BEGIN Source records

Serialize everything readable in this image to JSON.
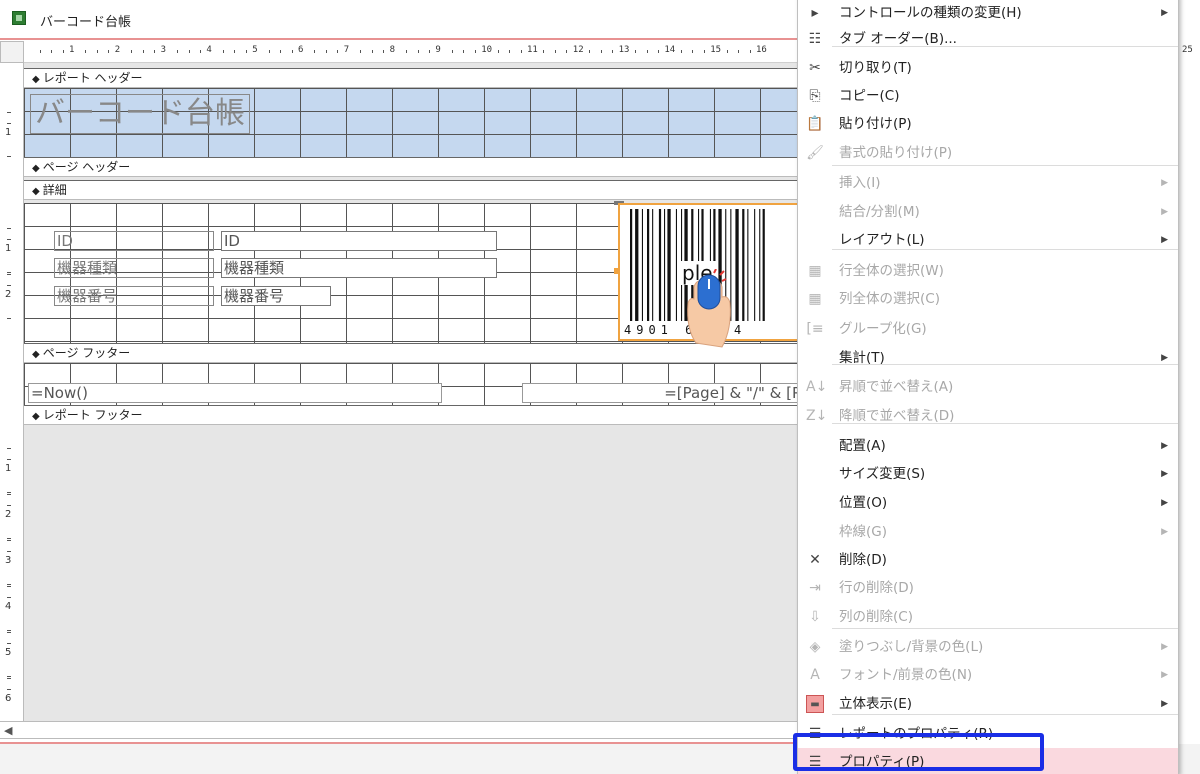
{
  "window": {
    "title": "バーコード台帳"
  },
  "ruler": {
    "marks": [
      "1",
      "2",
      "3",
      "4",
      "5",
      "6",
      "7",
      "8",
      "9",
      "10",
      "11",
      "12",
      "13",
      "14",
      "15",
      "16"
    ],
    "edge_mark": "25"
  },
  "vruler": {
    "header_marks": [
      "1"
    ],
    "detail_marks": [
      "1",
      "2"
    ],
    "lower_marks": [
      "1",
      "2",
      "3",
      "4",
      "5",
      "6"
    ]
  },
  "sections": {
    "report_header": "レポート ヘッダー",
    "page_header": "ページ ヘッダー",
    "detail": "詳細",
    "page_footer": "ページ フッター",
    "report_footer": "レポート フッター"
  },
  "controls": {
    "title_label": "バーコード台帳",
    "id_label": "ID",
    "id_field": "ID",
    "type_label": "機器種類",
    "type_field": "機器種類",
    "number_label": "機器番号",
    "number_field": "機器番号",
    "now_field": "=Now()",
    "page_field": "=[Page] & \"/\" & [P"
  },
  "barcode": {
    "digits": "4901  67894",
    "overlay": "Sample",
    "overlay_visible": "ple"
  },
  "menu": {
    "items": [
      {
        "label": "コントロールの種類の変更(H)",
        "icon": "change-control-icon",
        "submenu": true,
        "disabled": false
      },
      {
        "label": "タブ オーダー(B)...",
        "icon": "tab-order-icon",
        "submenu": false,
        "disabled": false
      },
      {
        "label": "切り取り(T)",
        "icon": "scissors-icon",
        "submenu": false,
        "disabled": false
      },
      {
        "label": "コピー(C)",
        "icon": "copy-icon",
        "submenu": false,
        "disabled": false
      },
      {
        "label": "貼り付け(P)",
        "icon": "paste-icon",
        "submenu": false,
        "disabled": false
      },
      {
        "label": "書式の貼り付け(P)",
        "icon": "format-paste-icon",
        "submenu": false,
        "disabled": true
      },
      {
        "label": "挿入(I)",
        "icon": "",
        "submenu": true,
        "disabled": true
      },
      {
        "label": "結合/分割(M)",
        "icon": "",
        "submenu": true,
        "disabled": true
      },
      {
        "label": "レイアウト(L)",
        "icon": "",
        "submenu": true,
        "disabled": false
      },
      {
        "label": "行全体の選択(W)",
        "icon": "select-row-icon",
        "submenu": false,
        "disabled": true
      },
      {
        "label": "列全体の選択(C)",
        "icon": "select-column-icon",
        "submenu": false,
        "disabled": true
      },
      {
        "label": "グループ化(G)",
        "icon": "group-icon",
        "submenu": false,
        "disabled": true
      },
      {
        "label": "集計(T)",
        "icon": "",
        "submenu": true,
        "disabled": false
      },
      {
        "label": "昇順で並べ替え(A)",
        "icon": "sort-ascending-icon",
        "submenu": false,
        "disabled": true
      },
      {
        "label": "降順で並べ替え(D)",
        "icon": "sort-descending-icon",
        "submenu": false,
        "disabled": true
      },
      {
        "label": "配置(A)",
        "icon": "",
        "submenu": true,
        "disabled": false
      },
      {
        "label": "サイズ変更(S)",
        "icon": "",
        "submenu": true,
        "disabled": false
      },
      {
        "label": "位置(O)",
        "icon": "",
        "submenu": true,
        "disabled": false
      },
      {
        "label": "枠線(G)",
        "icon": "",
        "submenu": true,
        "disabled": true
      },
      {
        "label": "削除(D)",
        "icon": "delete-icon",
        "submenu": false,
        "disabled": false
      },
      {
        "label": "行の削除(D)",
        "icon": "delete-row-icon",
        "submenu": false,
        "disabled": true
      },
      {
        "label": "列の削除(C)",
        "icon": "delete-column-icon",
        "submenu": false,
        "disabled": true
      },
      {
        "label": "塗りつぶし/背景の色(L)",
        "icon": "fill-color-icon",
        "submenu": true,
        "disabled": true
      },
      {
        "label": "フォント/前景の色(N)",
        "icon": "font-color-icon",
        "submenu": true,
        "disabled": true
      },
      {
        "label": "立体表示(E)",
        "icon": "3d-effect-icon",
        "submenu": true,
        "disabled": false
      },
      {
        "label": "レポートのプロパティ(R)",
        "icon": "report-properties-icon",
        "submenu": false,
        "disabled": false
      },
      {
        "label": "プロパティ(P)",
        "icon": "properties-icon",
        "submenu": false,
        "disabled": false
      }
    ]
  },
  "colors": {
    "accent_highlight": "#1a2ee6",
    "selection_border": "#f0a340",
    "report_header_fill": "#c5d8ef",
    "active_item_bg": "#fad9df"
  }
}
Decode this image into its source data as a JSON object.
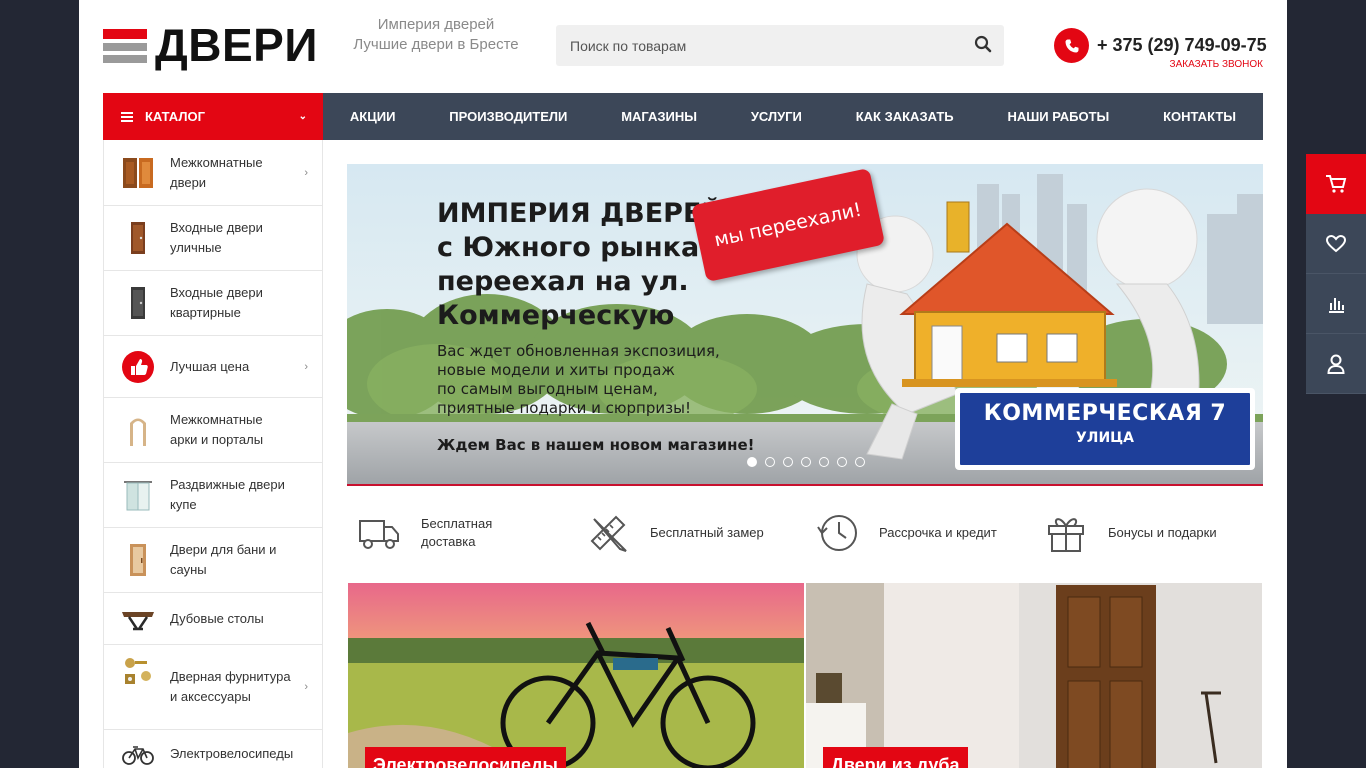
{
  "header": {
    "logo_text": "ДВЕРИ",
    "tagline_1": "Империя дверей",
    "tagline_2": "Лучшие двери в Бресте",
    "search_placeholder": "Поиск по товарам",
    "phone": "+ 375 (29) 749-09-75",
    "callback": "ЗАКАЗАТЬ ЗВОНОК"
  },
  "nav": {
    "catalog": "КАТАЛОГ",
    "items": [
      "АКЦИИ",
      "ПРОИЗВОДИТЕЛИ",
      "МАГАЗИНЫ",
      "УСЛУГИ",
      "КАК ЗАКАЗАТЬ",
      "НАШИ РАБОТЫ",
      "КОНТАКТЫ"
    ]
  },
  "sidebar": {
    "items": [
      {
        "label": "Межкомнатные двери",
        "icon": "interior-door-icon",
        "arrow": "›"
      },
      {
        "label": "Входные двери уличные",
        "icon": "entrance-door-icon"
      },
      {
        "label": "Входные двери квартирные",
        "icon": "apartment-door-icon"
      },
      {
        "label": "Лучшая цена",
        "icon": "thumbs-up-icon",
        "arrow": "›"
      },
      {
        "label": "Межкомнатные арки и порталы",
        "icon": "arch-icon"
      },
      {
        "label": "Раздвижные двери купе",
        "icon": "sliding-door-icon"
      },
      {
        "label": "Двери для бани и сауны",
        "icon": "sauna-door-icon"
      },
      {
        "label": "Дубовые столы",
        "icon": "table-icon"
      },
      {
        "label": "Дверная фурнитура и аксессуары",
        "icon": "hardware-icon",
        "arrow": "›"
      },
      {
        "label": "Электровелосипеды",
        "icon": "bicycle-icon"
      }
    ]
  },
  "banner": {
    "title": "ИМПЕРИЯ ДВЕРЕЙ\nс Южного рынка\nпереехал на ул.\nКоммерческую",
    "text": "Вас ждет обновленная экспозиция,\nновые модели и хиты продаж\nпо самым выгодным ценам,\nприятные подарки и сюрпризы!",
    "cta": "Ждем Вас в нашем новом магазине!",
    "stamp": "мы переехали!",
    "street_name": "КОММЕРЧЕСКАЯ 7",
    "street_sub": "УЛИЦА",
    "slides": 7,
    "active_slide": 1
  },
  "features": [
    {
      "label": "Бесплатная\nдоставка",
      "icon": "truck-icon"
    },
    {
      "label": "Бесплатный замер",
      "icon": "ruler-pencil-icon"
    },
    {
      "label": "Рассрочка и кредит",
      "icon": "clock-icon"
    },
    {
      "label": "Бонусы и подарки",
      "icon": "gift-icon"
    }
  ],
  "promos": [
    {
      "label": "Электровелосипеды",
      "image": "ebike-photo"
    },
    {
      "label": "Двери из дуба",
      "image": "oak-door-photo"
    }
  ],
  "right_panel": [
    "cart-icon",
    "heart-icon",
    "compare-icon",
    "user-icon"
  ],
  "colors": {
    "accent": "#e30613",
    "nav_bg": "#3c4758",
    "outer_bg": "#232734"
  }
}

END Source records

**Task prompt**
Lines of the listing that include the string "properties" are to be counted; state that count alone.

**Solution to this task**
2